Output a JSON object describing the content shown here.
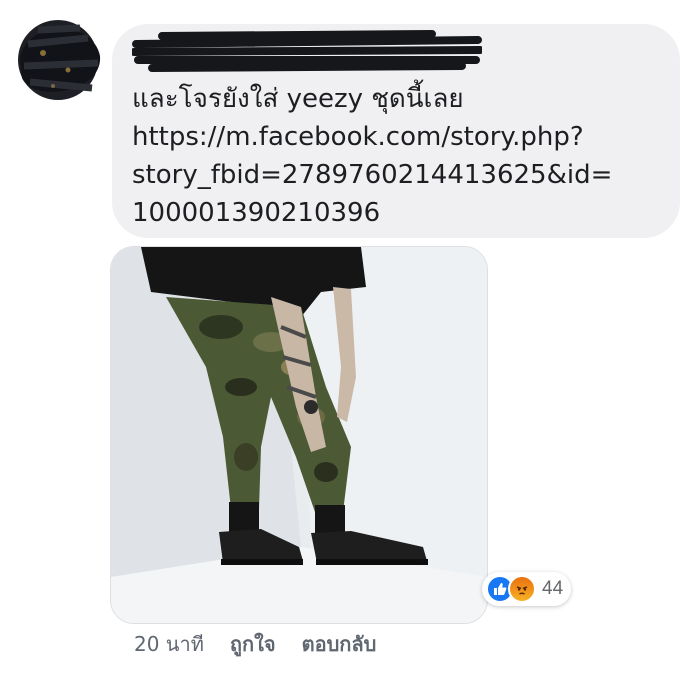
{
  "comment": {
    "lines": [
      "และโจรยังใส่ yeezy ชุดนี้เลย",
      "https://m.facebook.com/story.php?",
      "story_fbid=2789760214413625&id=",
      "100001390210396"
    ],
    "photo": {
      "icon": "photo-icon"
    }
  },
  "reactions": {
    "icons": [
      "like-icon",
      "angry-icon"
    ],
    "count": "44",
    "colors": {
      "like": "#1877f2",
      "angry": "#f0851a"
    }
  },
  "meta": {
    "time": "20 นาที",
    "like_label": "ถูกใจ",
    "reply_label": "ตอบกลับ"
  },
  "colors": {
    "bubble": "#f0f0f2",
    "text": "#1c1e21",
    "meta_text": "#606770"
  }
}
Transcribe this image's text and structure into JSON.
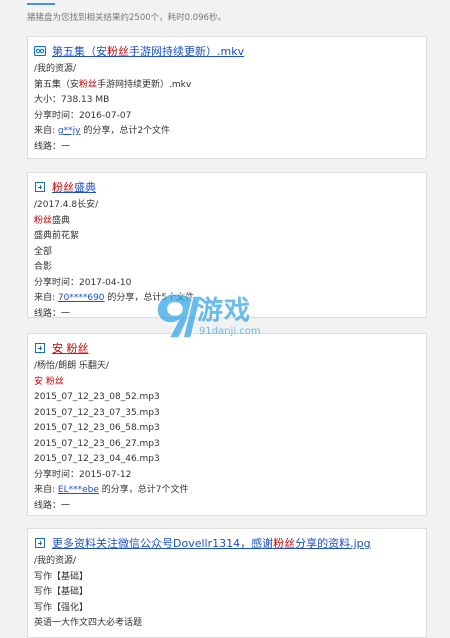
{
  "summary": "猪猪盘为您找到相关结果约2500个，耗时0.096秒。",
  "results": [
    {
      "title_pre": "第五集（安",
      "title_hl": "粉丝",
      "title_post": "手游网持续更新）.mkv",
      "path": "/我的资源/",
      "filename_pre": "第五集（安",
      "filename_hl": "粉丝",
      "filename_post": "手游网持续更新）.mkv",
      "size": "大小：738.13 MB",
      "share_time": "分享时间：2016-07-07",
      "from_label": "来自: ",
      "user": "g**jy",
      "from_suffix": " 的分享，总计2个文件",
      "route": "线路：一"
    },
    {
      "title_hl": "粉丝",
      "title_post": "盛典",
      "path": "/2017.4.8长安/",
      "line1_hl": "粉丝",
      "line1_post": "盛典",
      "line2": "盛典前花絮",
      "line3": "全部",
      "line4": "合影",
      "share_time": "分享时间：2017-04-10",
      "from_label": "来自: ",
      "user": "70****690",
      "from_suffix": " 的分享，总计5个文件",
      "route": "线路：一"
    },
    {
      "title_pre": "安 ",
      "title_hl": "粉丝",
      "path": "/杨怡/朗朗 乐翻天/",
      "line1": "安 粉丝",
      "files": [
        "2015_07_12_23_08_52.mp3",
        "2015_07_12_23_07_35.mp3",
        "2015_07_12_23_06_58.mp3",
        "2015_07_12_23_06_27.mp3",
        "2015_07_12_23_04_46.mp3"
      ],
      "share_time": "分享时间：2015-07-12",
      "from_label": "来自: ",
      "user": "EL***ebe",
      "from_suffix": " 的分享，总计7个文件",
      "route": "线路：一"
    },
    {
      "title_pre": "更多资料关注微信公众号Dovellr1314，感谢",
      "title_hl": "粉丝",
      "title_post": "分享的资料.jpg",
      "path": "/我的资源/",
      "lines": [
        "写作【基础】",
        "写作【基础】",
        "写作【强化】",
        "英语一大作文四大必考话题"
      ]
    }
  ],
  "watermark": {
    "big": "游戏",
    "small": "91danji.com",
    "brand_color": "#2aa0e8"
  },
  "colors": {
    "link": "#1a4fd6",
    "highlight": "#cc0000",
    "icon_blue": "#1a6fbf"
  }
}
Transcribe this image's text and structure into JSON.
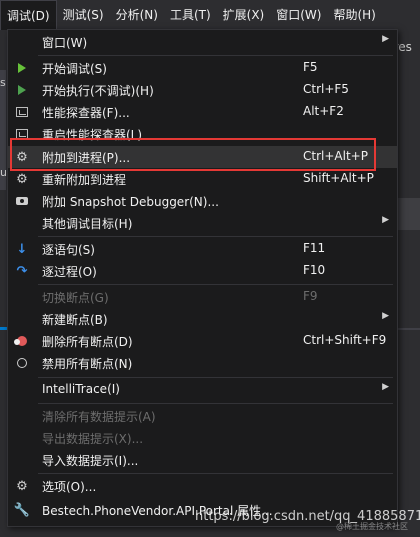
{
  "menubar": {
    "items": [
      "调试(D)",
      "测试(S)",
      "分析(N)",
      "工具(T)",
      "扩展(X)",
      "窗口(W)",
      "帮助(H)"
    ]
  },
  "background": {
    "tab_text": "pres",
    "side_text": "s",
    "side_text2": "u"
  },
  "menu": {
    "items": [
      {
        "label": "窗口(W)",
        "shortcut": "",
        "submenu": true,
        "icon": "none",
        "disabled": false
      },
      {
        "label": "开始调试(S)",
        "shortcut": "F5",
        "submenu": false,
        "icon": "play-icon",
        "disabled": false
      },
      {
        "label": "开始执行(不调试)(H)",
        "shortcut": "Ctrl+F5",
        "submenu": false,
        "icon": "play-outline-icon",
        "disabled": false
      },
      {
        "label": "性能探查器(F)...",
        "shortcut": "Alt+F2",
        "submenu": false,
        "icon": "profiler-icon",
        "disabled": false
      },
      {
        "label": "重启性能探查器(L)",
        "shortcut": "",
        "submenu": false,
        "icon": "profiler-restart-icon",
        "disabled": false
      },
      {
        "label": "附加到进程(P)...",
        "shortcut": "Ctrl+Alt+P",
        "submenu": false,
        "icon": "attach-gear-icon",
        "disabled": false,
        "highlighted": true
      },
      {
        "label": "重新附加到进程",
        "shortcut": "Shift+Alt+P",
        "submenu": false,
        "icon": "reattach-gear-icon",
        "disabled": false
      },
      {
        "label": "附加 Snapshot Debugger(N)...",
        "shortcut": "",
        "submenu": false,
        "icon": "camera-icon",
        "disabled": false
      },
      {
        "label": "其他调试目标(H)",
        "shortcut": "",
        "submenu": true,
        "icon": "none",
        "disabled": false
      },
      {
        "label": "逐语句(S)",
        "shortcut": "F11",
        "submenu": false,
        "icon": "step-into-icon",
        "disabled": false
      },
      {
        "label": "逐过程(O)",
        "shortcut": "F10",
        "submenu": false,
        "icon": "step-over-icon",
        "disabled": false
      },
      {
        "label": "切换断点(G)",
        "shortcut": "F9",
        "submenu": false,
        "icon": "none",
        "disabled": true
      },
      {
        "label": "新建断点(B)",
        "shortcut": "",
        "submenu": true,
        "icon": "none",
        "disabled": false
      },
      {
        "label": "删除所有断点(D)",
        "shortcut": "Ctrl+Shift+F9",
        "submenu": false,
        "icon": "delete-breakpoints-icon",
        "disabled": false
      },
      {
        "label": "禁用所有断点(N)",
        "shortcut": "",
        "submenu": false,
        "icon": "disable-breakpoints-icon",
        "disabled": false
      },
      {
        "label": "IntelliTrace(I)",
        "shortcut": "",
        "submenu": true,
        "icon": "none",
        "disabled": false
      },
      {
        "label": "清除所有数据提示(A)",
        "shortcut": "",
        "submenu": false,
        "icon": "none",
        "disabled": true
      },
      {
        "label": "导出数据提示(X)...",
        "shortcut": "",
        "submenu": false,
        "icon": "none",
        "disabled": true
      },
      {
        "label": "导入数据提示(I)...",
        "shortcut": "",
        "submenu": false,
        "icon": "none",
        "disabled": false
      },
      {
        "label": "选项(O)...",
        "shortcut": "",
        "submenu": false,
        "icon": "gear-icon",
        "disabled": false
      },
      {
        "label": "Bestech.PhoneVendor.API.Portal 属性...",
        "shortcut": "",
        "submenu": false,
        "icon": "wrench-icon",
        "disabled": false
      }
    ]
  },
  "watermark": {
    "text": "https://blog.csdn.net/qq_41885871",
    "small": "@稀土掘金技术社区"
  },
  "colors": {
    "menu_bg": "#1b1b1c",
    "highlight_border": "#e53935",
    "accent": "#007acc"
  }
}
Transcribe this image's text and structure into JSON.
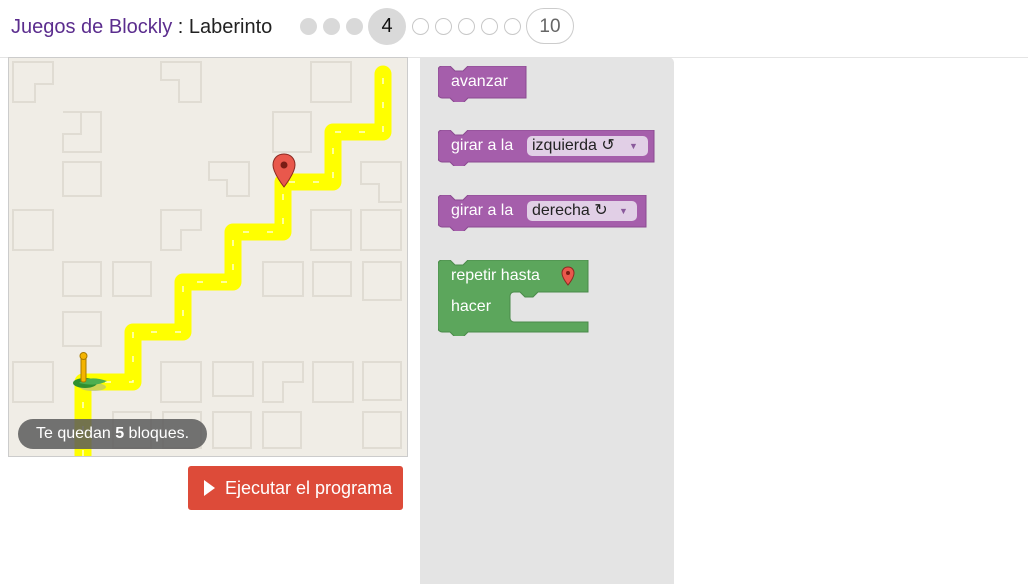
{
  "header": {
    "app_name": "Juegos de Blockly",
    "separator": " : ",
    "game_name": "Laberinto",
    "levels": {
      "completed": [
        1,
        2,
        3
      ],
      "current": "4",
      "upcoming": [
        5,
        6,
        7,
        8,
        9
      ],
      "last": "10"
    }
  },
  "maze": {
    "start_icon": "pegman-icon",
    "goal_icon": "map-marker-icon",
    "path_color": "#ffff00",
    "caption_pre": "Te quedan ",
    "caption_count": "5",
    "caption_post": " bloques."
  },
  "run_button": {
    "label": "Ejecutar el programa",
    "icon": "play-icon",
    "color": "#dd4b39"
  },
  "toolbox": {
    "move_forward": {
      "label": "avanzar",
      "color": "#a55eab"
    },
    "turn_left": {
      "label": "girar a la",
      "option": "izquierda ↺",
      "color": "#a55eab"
    },
    "turn_right": {
      "label": "girar a la",
      "option": "derecha ↻",
      "color": "#a55eab"
    },
    "repeat_until": {
      "label": "repetir hasta",
      "do_label": "hacer",
      "icon": "map-marker-icon",
      "color": "#5ca65c"
    }
  }
}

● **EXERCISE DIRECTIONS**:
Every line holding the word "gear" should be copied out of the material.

● **WRITTEN RESPONSE**:
        "icon": "attach-gear-icon",
        "icon": "reattach-gear-icon",
        "icon": "gear-icon",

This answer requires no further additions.